5 781, 1541, 1729, 5461, 5611, 6601, 7449, 7813
7 25, 325, 703, 2101, 2353, 2465, 3277, 4525
11 133, 793, 2047, 2465, 4577, 4921, 5041, 5185
13 85, 105, 1099, 1785, 5149, 7107, 8841, 8911, 9577, 9637
17 9, 91, 145, 781, 1111, 1305, 2821, 4033, 4187, 5365, 5833, 6697, 7171
19 9, 45, 49, 169, 343, 1849, 2353, 2701, 3201, 4033, 4681, 6541, 6697, 7957, 8281, 9997
23 169, 265, 553, 1271, 1729, 2465, 2701, 4033, 4371, 4681, 6533, 6541, 7189, 7957, 8321, 8651, 8911, 9805
29 15, 91, 341, 469, 871, 2257, 4371, 4411, 5149, 5185, 6097, 8401, 8841
31 15, 49, 133, 481, 931, 2465, 6241, 7449, 8911, 9131
37 9, 451, 469, 589, 685, 817, 1233, 1333, 1729, 3781, 3913, 4521, 5073, 8905, 9271
41 21, 105, 231, 671, 703, 841, 1065, 1281, 1387, 1417, 2465, 2701, 3829, 8321, 8911
43 21, 25, 185, 385, 925, 1541, 1729, 1807, 2465, 2553, 2849, 3281, 3439, 3781, 4417, 6545, 7081, 8857
47 65, 85, 221, 341, 345, 703, 721, 897, 1105, 1649, 1729, 1891, 2257, 2465, 5461, 5865, 6305, 9361, 9881
53 9, 27, 91, 117, 1405, 1441, 1541, 2209, 2529, 2863, 3367, 3481, 5317, 6031, 9409
59 15, 145, 451, 1141, 1247, 1541, 1661, 1991, 2413, 2465, 3097, 4681, 5611, 6191, 7421, 8149, 9637
61 15, 217, 341, 1261, 2465, 2701, 2821, 3565, 3661, 6541, 6601, 6697, 7613, 7905
67 33, 49, 217, 561, 703, 1105, 1309, 1519, 1729, 2209, 2245, 5797, 6119, 7633, 8029, 8371
71 9, 35, 45, 1387, 1729, 1921, 2071, 2209, 2321, 2701, 4033, 6541, 7957, 8365, 8695, 9809
73 9, 65, 205, 259, 333, 369, 533, 585, 1441, 1729, 1921, 2553, 2665, 3439, 5257, 6697
79 39, 49, 65, 91, 301, 559, 637, 1649, 2107, 2465, 2701, 3913, 6305, 6533, 7051, 8321, 9881
83 21, 65, 231, 265, 561, 689, 703, 861, 1105, 1241, 1729, 2665, 3277, 3445, 4411, 5713, 6601, 6973, 7665, 8421
89 9, 15, 45, 153, 169, 1035, 1441, 2097, 2611, 2977, 3961, 4187, 5461, 6697, 7107, 7601, 7711
97 49, 105, 341, 469, 481, 949, 973, 1065, 2701, 3283, 3577, 4187, 4371, 4705, 6811, 8023, 8119, 8911, 9313
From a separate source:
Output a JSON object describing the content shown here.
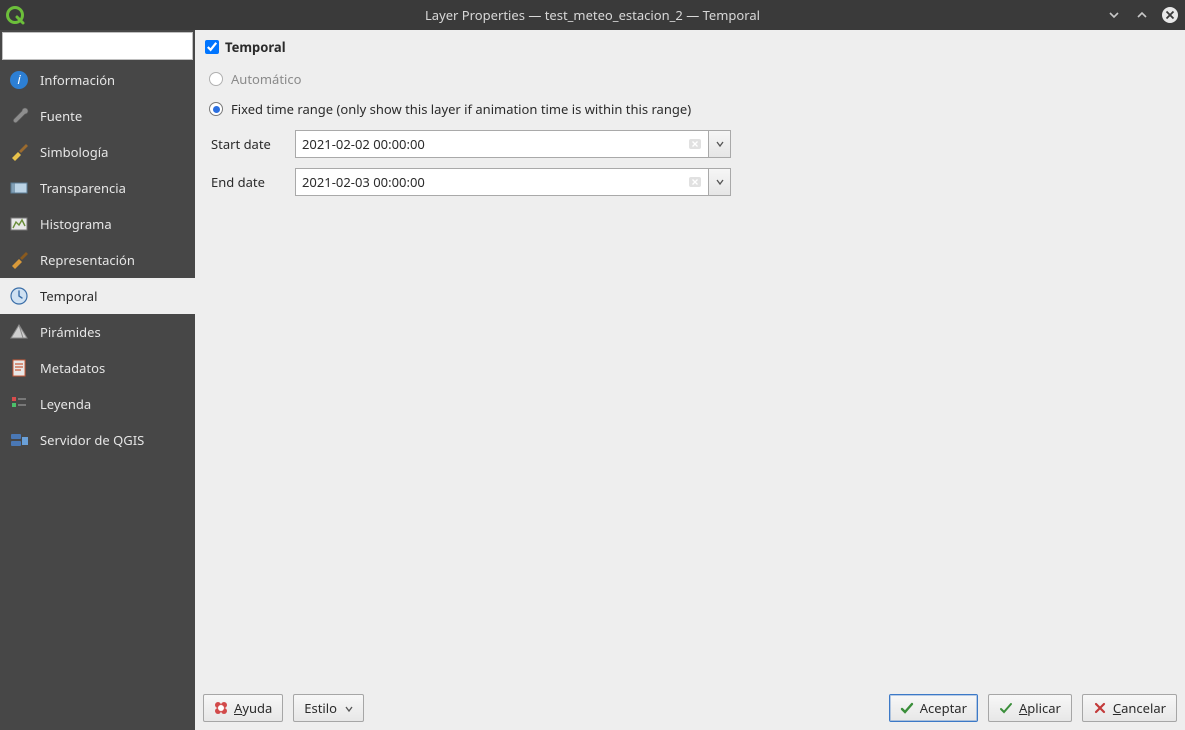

See also[edit]

References[edit]

  1. ^ a b Carl Pomerance; John L. Selfridge, Samuel S. Wagstaff, Jr. (July 1980). "The pseudoprimes to 25·109". Mathematics of Computation 35 (151): 1003–1026. doi:10.1090/S0025-5718-1980-0572872-7.